Listed records.
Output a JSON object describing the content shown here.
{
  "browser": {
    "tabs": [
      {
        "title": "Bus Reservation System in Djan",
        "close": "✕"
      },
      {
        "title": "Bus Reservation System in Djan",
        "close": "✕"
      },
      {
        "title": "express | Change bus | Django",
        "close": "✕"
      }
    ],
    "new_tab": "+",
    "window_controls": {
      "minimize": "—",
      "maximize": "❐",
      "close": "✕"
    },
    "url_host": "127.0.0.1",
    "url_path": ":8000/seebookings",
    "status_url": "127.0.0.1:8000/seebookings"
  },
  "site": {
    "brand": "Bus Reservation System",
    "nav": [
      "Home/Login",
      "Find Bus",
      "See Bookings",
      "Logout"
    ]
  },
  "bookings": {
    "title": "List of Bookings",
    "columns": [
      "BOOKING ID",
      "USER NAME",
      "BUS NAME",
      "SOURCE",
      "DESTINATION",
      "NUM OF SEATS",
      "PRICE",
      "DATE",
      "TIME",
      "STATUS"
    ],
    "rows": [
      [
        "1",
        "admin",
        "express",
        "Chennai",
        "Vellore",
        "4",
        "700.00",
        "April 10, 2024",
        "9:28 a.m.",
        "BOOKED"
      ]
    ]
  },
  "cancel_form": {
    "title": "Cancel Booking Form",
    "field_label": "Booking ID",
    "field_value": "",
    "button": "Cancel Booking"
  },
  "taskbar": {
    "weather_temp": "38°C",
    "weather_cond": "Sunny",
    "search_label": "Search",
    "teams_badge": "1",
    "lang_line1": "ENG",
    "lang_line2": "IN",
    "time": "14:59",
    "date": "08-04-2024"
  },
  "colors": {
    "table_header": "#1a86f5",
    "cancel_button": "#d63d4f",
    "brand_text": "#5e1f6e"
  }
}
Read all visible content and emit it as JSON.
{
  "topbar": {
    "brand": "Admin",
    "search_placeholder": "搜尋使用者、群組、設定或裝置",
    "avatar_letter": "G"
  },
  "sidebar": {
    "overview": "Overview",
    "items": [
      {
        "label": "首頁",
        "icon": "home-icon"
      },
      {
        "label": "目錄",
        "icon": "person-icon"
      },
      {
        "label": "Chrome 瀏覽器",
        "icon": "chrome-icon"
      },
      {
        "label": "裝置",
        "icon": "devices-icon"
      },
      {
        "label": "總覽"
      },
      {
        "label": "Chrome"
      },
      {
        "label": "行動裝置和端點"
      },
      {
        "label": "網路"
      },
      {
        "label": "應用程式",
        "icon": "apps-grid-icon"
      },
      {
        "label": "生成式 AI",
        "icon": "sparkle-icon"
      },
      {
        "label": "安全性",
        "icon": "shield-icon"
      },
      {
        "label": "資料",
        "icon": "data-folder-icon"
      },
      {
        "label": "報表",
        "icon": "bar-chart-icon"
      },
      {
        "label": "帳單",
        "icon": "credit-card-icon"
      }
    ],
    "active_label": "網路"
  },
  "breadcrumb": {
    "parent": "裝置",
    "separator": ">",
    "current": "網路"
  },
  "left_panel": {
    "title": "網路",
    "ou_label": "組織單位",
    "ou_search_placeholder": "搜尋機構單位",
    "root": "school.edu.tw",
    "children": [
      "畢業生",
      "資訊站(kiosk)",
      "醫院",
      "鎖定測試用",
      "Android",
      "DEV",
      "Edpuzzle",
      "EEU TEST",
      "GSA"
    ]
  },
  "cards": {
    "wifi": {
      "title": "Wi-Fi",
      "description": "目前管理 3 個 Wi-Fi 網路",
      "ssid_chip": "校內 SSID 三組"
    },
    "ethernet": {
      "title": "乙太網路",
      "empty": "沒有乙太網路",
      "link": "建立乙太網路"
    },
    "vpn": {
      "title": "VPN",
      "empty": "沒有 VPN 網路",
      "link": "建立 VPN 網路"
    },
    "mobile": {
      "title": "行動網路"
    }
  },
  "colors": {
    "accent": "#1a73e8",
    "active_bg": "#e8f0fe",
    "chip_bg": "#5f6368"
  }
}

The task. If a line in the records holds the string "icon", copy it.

Expected answer.
        "icon": "home-icon"
        "icon": "person-icon"
        "icon": "chrome-icon"
        "icon": "devices-icon"
        "icon": "apps-grid-icon"
        "icon": "sparkle-icon"
        "icon": "shield-icon"
        "icon": "data-folder-icon"
        "icon": "bar-chart-icon"
        "icon": "credit-card-icon"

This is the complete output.